_DATA IN THIS EXERCISE_
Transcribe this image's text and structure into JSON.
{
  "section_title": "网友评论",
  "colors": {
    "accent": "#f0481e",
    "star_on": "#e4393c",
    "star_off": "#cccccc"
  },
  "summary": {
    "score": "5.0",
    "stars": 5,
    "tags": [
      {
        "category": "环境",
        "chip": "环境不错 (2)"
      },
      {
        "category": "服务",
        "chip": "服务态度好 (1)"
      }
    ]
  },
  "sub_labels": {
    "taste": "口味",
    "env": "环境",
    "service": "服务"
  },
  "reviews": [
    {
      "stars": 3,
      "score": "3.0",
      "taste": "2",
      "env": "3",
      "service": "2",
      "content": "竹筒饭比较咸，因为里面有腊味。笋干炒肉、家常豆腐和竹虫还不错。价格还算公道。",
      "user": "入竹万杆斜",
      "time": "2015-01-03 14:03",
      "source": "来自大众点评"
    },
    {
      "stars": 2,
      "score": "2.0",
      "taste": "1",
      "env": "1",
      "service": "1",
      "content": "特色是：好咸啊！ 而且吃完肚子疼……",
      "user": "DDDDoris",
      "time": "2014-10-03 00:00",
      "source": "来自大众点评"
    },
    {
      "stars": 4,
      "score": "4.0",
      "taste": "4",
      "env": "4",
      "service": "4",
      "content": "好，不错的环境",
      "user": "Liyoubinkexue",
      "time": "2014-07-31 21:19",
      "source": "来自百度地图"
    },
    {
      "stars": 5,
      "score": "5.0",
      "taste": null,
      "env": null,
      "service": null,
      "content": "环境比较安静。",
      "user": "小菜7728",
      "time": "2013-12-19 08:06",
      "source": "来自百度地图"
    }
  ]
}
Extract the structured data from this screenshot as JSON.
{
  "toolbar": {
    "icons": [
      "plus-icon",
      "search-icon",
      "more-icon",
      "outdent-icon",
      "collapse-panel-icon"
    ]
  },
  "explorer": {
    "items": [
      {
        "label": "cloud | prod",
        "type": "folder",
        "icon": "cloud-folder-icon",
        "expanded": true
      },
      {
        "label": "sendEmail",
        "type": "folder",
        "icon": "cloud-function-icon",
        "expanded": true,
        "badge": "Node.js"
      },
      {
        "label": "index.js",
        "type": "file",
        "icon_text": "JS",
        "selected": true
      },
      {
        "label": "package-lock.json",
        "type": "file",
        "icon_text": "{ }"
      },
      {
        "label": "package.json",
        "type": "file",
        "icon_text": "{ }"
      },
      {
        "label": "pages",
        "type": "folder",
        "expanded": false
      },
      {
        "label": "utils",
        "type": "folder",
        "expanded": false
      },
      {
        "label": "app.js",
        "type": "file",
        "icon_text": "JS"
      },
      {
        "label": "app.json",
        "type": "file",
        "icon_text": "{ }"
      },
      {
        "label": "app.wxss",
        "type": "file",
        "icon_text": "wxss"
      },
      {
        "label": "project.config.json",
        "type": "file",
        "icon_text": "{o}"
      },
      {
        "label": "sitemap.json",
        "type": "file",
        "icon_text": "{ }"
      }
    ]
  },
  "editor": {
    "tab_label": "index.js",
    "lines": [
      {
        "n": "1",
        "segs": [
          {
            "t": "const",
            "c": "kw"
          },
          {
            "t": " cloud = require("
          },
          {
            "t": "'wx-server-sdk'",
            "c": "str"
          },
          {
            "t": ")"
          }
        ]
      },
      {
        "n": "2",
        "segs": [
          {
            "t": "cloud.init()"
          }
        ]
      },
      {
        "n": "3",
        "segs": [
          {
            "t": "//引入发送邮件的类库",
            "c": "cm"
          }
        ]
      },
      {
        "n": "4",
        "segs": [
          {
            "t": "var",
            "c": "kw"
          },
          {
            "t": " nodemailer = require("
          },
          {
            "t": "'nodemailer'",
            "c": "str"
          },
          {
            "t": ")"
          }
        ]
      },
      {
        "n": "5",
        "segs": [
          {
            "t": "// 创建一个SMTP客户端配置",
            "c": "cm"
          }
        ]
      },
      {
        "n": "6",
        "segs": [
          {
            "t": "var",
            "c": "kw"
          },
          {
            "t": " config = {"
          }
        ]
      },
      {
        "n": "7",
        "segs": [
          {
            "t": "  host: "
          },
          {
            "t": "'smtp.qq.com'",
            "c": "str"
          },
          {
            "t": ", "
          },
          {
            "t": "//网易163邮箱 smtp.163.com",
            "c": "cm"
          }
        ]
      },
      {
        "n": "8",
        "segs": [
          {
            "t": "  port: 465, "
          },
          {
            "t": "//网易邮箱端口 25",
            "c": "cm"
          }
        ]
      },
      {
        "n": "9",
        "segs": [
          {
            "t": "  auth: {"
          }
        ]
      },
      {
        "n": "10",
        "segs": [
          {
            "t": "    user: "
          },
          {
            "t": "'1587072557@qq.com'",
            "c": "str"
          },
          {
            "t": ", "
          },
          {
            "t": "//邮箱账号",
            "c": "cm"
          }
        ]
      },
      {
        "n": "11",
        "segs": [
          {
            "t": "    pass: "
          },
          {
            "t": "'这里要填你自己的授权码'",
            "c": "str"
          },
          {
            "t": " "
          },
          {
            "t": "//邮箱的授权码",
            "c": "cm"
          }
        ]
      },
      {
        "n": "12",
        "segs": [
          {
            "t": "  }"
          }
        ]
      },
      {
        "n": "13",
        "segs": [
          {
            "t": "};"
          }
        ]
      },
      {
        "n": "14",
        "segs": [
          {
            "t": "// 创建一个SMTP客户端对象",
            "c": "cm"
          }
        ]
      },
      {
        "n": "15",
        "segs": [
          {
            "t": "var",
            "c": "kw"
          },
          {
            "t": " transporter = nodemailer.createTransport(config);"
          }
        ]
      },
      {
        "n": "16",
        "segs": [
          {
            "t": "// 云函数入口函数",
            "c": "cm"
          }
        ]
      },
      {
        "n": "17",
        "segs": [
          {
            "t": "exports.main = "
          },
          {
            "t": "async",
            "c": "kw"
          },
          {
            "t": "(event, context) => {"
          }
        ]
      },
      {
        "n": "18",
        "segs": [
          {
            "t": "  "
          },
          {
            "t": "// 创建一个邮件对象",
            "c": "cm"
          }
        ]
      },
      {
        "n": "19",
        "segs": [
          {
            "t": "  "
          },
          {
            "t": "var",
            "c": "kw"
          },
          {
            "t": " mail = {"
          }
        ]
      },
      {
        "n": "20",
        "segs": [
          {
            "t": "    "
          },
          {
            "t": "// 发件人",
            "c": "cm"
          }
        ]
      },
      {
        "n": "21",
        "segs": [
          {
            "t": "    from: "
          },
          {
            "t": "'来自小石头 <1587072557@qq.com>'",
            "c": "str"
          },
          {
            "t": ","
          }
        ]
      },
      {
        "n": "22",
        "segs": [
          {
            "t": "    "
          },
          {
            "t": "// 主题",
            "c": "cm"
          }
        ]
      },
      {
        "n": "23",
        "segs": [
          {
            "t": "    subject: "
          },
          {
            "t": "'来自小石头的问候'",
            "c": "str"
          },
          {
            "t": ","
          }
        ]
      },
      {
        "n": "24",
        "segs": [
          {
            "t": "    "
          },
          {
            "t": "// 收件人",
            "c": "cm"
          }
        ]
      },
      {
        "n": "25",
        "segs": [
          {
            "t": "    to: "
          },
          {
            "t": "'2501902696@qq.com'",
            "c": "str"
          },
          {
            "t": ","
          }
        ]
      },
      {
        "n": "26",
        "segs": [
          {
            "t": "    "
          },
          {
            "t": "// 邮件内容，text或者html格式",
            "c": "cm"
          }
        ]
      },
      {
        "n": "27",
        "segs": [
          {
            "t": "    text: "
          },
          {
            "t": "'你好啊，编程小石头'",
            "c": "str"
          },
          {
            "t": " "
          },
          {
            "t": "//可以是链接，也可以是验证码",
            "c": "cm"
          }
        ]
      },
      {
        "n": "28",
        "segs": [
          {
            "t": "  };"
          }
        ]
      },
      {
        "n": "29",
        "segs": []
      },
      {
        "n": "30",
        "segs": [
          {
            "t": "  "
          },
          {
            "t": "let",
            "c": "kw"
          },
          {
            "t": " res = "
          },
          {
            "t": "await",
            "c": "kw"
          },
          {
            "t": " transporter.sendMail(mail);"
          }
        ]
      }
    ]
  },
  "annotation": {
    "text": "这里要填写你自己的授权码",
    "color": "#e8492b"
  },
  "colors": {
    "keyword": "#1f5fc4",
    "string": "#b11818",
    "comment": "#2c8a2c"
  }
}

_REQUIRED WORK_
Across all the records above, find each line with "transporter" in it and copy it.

_THE COMPLETED TASK_
            "t": " transporter = nodemailer.createTransport(config);"
            "t": " transporter.sendMail(mail);"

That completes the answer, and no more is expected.